Keeping in touch
Social networking sites also offer users the opportunity to reach out to people they haven’t kept in touch with over the years. McIlwain says she hadn’t heard from many of her childhood friends from Florida in decades, but she recently began to contact some of them. “Through Facebook, I’ve reconnected with high school friends, college friends and elementary school friends. I just got invited to our 50th reunion. It would be fun to see people again. Especially old boyfriends.”
Features like Facebook’s chat are another great way to instantly catch up with family members. “I like the chat factor,” McIlwain says. “I see somebody on there, like one of my cousins or my daughter down in Florida, and we’ll get on there and have great old conversations.” Milliron is a fan of chatting as well. “My niece just got Facebook.
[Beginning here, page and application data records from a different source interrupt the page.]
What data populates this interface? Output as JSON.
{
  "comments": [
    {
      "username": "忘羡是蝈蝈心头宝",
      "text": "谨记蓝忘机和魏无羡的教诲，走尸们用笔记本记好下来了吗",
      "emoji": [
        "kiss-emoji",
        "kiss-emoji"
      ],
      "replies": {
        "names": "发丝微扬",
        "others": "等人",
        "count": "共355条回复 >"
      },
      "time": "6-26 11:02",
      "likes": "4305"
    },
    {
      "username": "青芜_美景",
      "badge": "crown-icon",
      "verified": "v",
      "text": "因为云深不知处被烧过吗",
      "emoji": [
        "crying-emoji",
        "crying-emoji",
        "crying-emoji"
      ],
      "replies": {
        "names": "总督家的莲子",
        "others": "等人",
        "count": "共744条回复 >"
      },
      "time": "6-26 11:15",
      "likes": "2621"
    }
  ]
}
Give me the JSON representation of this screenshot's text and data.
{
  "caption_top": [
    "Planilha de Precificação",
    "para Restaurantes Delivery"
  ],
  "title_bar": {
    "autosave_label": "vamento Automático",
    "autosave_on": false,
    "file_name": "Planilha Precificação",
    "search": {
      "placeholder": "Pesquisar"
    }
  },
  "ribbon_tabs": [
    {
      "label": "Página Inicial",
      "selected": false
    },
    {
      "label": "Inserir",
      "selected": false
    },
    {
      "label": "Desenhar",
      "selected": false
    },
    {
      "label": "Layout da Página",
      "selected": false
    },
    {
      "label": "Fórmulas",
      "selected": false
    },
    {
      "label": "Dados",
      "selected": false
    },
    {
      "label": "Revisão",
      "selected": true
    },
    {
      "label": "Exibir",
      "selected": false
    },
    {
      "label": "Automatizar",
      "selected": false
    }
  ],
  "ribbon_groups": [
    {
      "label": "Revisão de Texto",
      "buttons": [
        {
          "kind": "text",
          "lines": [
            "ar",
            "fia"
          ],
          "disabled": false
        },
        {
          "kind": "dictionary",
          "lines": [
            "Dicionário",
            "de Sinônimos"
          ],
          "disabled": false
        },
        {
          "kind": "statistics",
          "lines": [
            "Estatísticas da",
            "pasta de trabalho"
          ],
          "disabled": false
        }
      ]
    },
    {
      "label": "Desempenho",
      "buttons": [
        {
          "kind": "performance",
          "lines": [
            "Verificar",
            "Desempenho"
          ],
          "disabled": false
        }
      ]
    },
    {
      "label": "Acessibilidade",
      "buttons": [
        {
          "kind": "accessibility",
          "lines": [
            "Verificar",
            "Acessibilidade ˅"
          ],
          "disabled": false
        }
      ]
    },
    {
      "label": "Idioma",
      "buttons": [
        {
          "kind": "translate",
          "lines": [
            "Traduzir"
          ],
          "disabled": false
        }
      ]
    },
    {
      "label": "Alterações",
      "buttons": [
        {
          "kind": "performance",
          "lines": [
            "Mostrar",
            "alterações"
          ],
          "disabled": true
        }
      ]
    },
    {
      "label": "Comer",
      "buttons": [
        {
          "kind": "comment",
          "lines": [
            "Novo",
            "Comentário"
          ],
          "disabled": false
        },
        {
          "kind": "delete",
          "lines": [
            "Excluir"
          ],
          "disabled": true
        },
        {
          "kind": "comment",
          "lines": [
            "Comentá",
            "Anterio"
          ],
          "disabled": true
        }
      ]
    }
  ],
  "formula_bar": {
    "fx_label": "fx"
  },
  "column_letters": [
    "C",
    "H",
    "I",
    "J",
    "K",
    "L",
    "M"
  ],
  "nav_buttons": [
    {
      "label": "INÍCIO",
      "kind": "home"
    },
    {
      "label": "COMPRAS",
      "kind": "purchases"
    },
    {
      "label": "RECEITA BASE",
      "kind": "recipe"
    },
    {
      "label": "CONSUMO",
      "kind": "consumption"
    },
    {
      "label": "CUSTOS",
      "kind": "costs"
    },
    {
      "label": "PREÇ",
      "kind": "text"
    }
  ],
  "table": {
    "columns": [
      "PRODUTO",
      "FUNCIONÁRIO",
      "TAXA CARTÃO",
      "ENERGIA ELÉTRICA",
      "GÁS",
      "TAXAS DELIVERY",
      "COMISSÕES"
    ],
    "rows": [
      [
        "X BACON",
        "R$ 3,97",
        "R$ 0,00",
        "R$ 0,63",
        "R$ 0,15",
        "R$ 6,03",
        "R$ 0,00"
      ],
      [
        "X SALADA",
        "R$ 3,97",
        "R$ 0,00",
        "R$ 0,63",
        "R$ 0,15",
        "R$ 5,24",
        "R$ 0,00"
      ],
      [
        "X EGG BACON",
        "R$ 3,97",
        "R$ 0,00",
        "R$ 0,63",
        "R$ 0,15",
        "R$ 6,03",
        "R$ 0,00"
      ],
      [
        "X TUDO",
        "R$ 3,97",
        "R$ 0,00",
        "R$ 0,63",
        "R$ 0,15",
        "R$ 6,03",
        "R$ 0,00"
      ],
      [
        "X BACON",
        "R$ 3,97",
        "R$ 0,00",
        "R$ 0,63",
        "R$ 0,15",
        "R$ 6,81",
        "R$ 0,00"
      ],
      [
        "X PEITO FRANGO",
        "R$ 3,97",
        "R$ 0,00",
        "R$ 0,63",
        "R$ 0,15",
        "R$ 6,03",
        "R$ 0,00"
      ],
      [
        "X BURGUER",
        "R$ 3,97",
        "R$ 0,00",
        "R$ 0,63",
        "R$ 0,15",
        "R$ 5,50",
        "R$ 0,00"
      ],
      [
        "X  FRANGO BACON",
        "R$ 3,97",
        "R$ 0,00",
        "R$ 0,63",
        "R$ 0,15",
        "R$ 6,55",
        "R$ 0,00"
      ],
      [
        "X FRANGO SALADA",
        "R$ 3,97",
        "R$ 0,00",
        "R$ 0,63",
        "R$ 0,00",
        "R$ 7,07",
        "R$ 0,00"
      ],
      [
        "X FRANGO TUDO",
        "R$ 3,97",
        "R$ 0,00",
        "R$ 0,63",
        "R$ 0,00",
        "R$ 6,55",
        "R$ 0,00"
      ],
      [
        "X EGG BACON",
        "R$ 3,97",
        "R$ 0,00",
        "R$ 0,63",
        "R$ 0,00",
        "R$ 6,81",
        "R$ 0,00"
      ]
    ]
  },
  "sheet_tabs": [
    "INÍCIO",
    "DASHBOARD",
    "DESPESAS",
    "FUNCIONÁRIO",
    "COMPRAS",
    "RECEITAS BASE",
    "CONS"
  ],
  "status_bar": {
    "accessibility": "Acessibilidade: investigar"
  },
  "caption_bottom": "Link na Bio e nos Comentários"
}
Now I can chat with her all the time. It’s nice to catch up with her and her family and see how she’s doing.”
But Milliron admits sometimes typing over the Internet isn’t always the ideal way to hold a conversation. “The other night, I said, ‘I just have to stop, I just have to call you,’” Milliron says. “We talked on the phone for three hours.”
Of course, the popularity of social networking isn’t signaling the end to more traditional means of communication. Milliron and McIlwain agree that sometimes, a Facebook message or a quick tweet really just doesn’t cut it. Sometimes, as with Milliron’s conversation with her niece, it is simply more efficient and personal to catch up over the phone. Other times, a mass social networking message is completely the wrong medium. McIlwain shares about a recent family incident. Her brother-in-law had been in the hospital after a stroke. Unfortunately, he passed away. To McIlwain’s shock, instead of calling family members first to let them know, her niece posted “Goodbye, Daddy,” as her Facebook status update. “That was a heck of a way to find out,” McIlwain says.
One of Milliron’s favorite uses of social networking is keeping up on the news. “My favorite person to follow on Twitter is Anderson Cooper,” she says. “He tweets throughout the evening before the show starts. He’s always saying what’s going to be on his show, which starts at 10 p.m.” She also follows several local politicians to keep updated on minute-by-minute news from the Pennsylvania State House and Senate. “It’s just so instant. You’re there,” she says. Milliron mentions that with all the direct and instant access to news and raw footage from all over the world, she finds that she has become more engaged with the actual news content. “You have to be able to assimilate all this information and interpret it, to figure out how you’re going to react to it,” she says. “Because anyone can put their opinions out there, you’re being bombarded with everyone else’s ideas, you have to know what your own ideas are.”
She also notes how the instantaneous nature of Twitter can be useful for checking the weather. “If you’re following something like a weather channel, that would be really handy. You would find out instantly if a tornado came by or something.”
McIlwain and Milliron have both been using computers since the early 1980s, so signing up with the latest social networks was only natural. But seniors who may not have had such extensive computer use should not be discouraged or intimidated by the idea of a Facebook or Twitter account. McIlwain has helped many residents of the Ecumenical Community learn how to log on to social networks. For somebody interested in trying it out, she suggests, "I would tell them to get in touch with someone who does it already and have them be at the computer with them, for at least the first four sessions, until they get more comfortable with it. And preferably someone not too young and impatient.”
McIlwain encourages everybody to give the new technology a try. “I don’t see where social networking would be bad for anyone. I think it’s a wonderful luxury,” she says.
Anna Bloom is a senior at Asbury University and a Central Penn Parent intern from Carlisle.